:: Records ::

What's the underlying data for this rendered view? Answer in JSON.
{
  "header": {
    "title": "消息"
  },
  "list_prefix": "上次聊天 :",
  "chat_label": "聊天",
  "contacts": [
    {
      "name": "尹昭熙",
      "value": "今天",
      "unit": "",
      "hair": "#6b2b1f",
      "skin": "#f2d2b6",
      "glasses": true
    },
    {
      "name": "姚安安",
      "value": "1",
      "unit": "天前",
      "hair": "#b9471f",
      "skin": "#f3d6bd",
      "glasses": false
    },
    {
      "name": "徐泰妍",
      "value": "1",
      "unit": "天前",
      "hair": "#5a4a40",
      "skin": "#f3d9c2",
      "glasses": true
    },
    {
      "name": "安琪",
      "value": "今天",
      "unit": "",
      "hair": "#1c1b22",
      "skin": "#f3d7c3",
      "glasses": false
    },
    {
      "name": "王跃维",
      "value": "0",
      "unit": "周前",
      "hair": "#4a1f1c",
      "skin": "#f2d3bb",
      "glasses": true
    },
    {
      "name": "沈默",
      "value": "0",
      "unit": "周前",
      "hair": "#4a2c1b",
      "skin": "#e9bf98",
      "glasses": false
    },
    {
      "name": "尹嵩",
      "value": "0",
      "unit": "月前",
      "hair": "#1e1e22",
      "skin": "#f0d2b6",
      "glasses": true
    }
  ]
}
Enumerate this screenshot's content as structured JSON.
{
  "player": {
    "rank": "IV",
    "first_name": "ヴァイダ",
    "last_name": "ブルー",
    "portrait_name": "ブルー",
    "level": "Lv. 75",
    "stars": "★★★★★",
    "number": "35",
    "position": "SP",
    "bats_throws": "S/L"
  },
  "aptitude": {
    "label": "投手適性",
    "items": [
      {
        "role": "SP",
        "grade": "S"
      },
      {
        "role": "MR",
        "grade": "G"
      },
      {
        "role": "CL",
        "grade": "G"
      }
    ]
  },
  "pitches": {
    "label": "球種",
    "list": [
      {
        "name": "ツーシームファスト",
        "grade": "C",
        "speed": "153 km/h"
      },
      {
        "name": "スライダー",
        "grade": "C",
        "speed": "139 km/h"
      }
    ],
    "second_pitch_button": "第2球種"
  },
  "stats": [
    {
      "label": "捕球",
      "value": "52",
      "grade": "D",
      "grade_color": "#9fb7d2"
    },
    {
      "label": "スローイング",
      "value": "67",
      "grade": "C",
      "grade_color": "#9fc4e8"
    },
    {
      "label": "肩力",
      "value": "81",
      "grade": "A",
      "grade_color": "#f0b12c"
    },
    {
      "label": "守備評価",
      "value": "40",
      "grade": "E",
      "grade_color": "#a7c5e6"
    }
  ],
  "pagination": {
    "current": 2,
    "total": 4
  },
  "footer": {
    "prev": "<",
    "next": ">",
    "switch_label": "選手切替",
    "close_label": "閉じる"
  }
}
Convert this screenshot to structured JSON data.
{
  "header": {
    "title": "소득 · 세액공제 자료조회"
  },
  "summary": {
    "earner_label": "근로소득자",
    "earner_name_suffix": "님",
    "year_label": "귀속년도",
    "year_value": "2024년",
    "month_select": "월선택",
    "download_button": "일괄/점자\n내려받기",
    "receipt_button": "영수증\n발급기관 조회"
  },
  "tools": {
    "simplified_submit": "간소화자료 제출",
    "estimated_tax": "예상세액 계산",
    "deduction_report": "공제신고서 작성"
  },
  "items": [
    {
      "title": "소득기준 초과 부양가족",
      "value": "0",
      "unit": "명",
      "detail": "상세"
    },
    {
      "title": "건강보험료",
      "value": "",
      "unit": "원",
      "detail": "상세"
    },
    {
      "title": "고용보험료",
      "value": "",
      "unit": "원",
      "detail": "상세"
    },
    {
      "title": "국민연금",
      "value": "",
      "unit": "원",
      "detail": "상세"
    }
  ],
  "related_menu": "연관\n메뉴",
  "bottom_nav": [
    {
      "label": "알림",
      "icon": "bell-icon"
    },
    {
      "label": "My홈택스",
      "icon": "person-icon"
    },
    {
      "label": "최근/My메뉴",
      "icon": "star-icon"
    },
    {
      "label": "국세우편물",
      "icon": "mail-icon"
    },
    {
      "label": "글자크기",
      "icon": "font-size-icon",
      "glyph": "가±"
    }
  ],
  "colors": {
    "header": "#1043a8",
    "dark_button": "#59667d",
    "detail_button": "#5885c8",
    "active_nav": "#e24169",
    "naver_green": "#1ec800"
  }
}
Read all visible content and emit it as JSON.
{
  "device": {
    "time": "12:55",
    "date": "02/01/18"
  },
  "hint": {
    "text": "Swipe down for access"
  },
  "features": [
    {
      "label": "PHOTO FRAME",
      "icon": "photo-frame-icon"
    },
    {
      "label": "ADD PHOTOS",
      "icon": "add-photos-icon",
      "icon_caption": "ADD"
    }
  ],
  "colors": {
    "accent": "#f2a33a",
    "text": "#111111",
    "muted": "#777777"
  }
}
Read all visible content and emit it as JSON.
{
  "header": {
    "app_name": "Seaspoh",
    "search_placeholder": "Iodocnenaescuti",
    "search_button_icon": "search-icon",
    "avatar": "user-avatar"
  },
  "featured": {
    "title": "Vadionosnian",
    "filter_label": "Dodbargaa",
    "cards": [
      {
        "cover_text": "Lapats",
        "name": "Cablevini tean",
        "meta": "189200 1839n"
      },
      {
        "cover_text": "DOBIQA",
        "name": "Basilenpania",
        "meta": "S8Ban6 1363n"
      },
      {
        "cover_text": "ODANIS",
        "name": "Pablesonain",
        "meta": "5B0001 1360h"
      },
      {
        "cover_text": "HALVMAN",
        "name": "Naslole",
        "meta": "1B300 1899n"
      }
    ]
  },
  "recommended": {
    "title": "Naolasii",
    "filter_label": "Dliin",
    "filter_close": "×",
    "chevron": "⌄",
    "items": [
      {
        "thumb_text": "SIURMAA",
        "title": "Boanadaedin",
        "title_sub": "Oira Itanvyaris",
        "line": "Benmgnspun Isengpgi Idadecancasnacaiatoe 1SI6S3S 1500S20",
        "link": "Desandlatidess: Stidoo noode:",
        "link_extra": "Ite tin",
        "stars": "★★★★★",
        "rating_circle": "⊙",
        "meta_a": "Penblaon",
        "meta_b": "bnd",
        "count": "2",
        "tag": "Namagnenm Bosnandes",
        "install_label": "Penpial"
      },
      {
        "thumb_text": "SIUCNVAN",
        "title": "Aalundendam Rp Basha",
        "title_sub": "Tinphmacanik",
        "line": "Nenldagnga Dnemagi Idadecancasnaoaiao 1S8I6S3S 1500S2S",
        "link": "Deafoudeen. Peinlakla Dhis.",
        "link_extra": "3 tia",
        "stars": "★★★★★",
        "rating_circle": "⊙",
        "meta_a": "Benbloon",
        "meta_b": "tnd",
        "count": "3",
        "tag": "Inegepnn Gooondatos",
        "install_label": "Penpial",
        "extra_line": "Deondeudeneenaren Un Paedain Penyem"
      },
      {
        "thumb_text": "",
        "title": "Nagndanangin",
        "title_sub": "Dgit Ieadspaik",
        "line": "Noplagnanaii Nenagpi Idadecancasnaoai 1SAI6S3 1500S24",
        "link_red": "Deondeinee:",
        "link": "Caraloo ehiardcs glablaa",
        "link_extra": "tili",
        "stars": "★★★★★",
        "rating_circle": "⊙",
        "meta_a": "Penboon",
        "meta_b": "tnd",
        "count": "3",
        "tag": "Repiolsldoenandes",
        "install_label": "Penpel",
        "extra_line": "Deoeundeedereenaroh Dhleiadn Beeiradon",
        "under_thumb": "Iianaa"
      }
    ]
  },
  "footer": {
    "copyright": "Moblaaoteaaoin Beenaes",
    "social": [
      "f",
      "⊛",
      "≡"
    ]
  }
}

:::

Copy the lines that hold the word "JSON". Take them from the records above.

§ Output
What's the underlying data for this rendered view? Answer in JSON.
Enumerate this screenshot's content as structured JSON.
Convert this screenshot to structured JSON data.
Read all visible content and emit it as JSON.
Read all visible content and emit it as JSON.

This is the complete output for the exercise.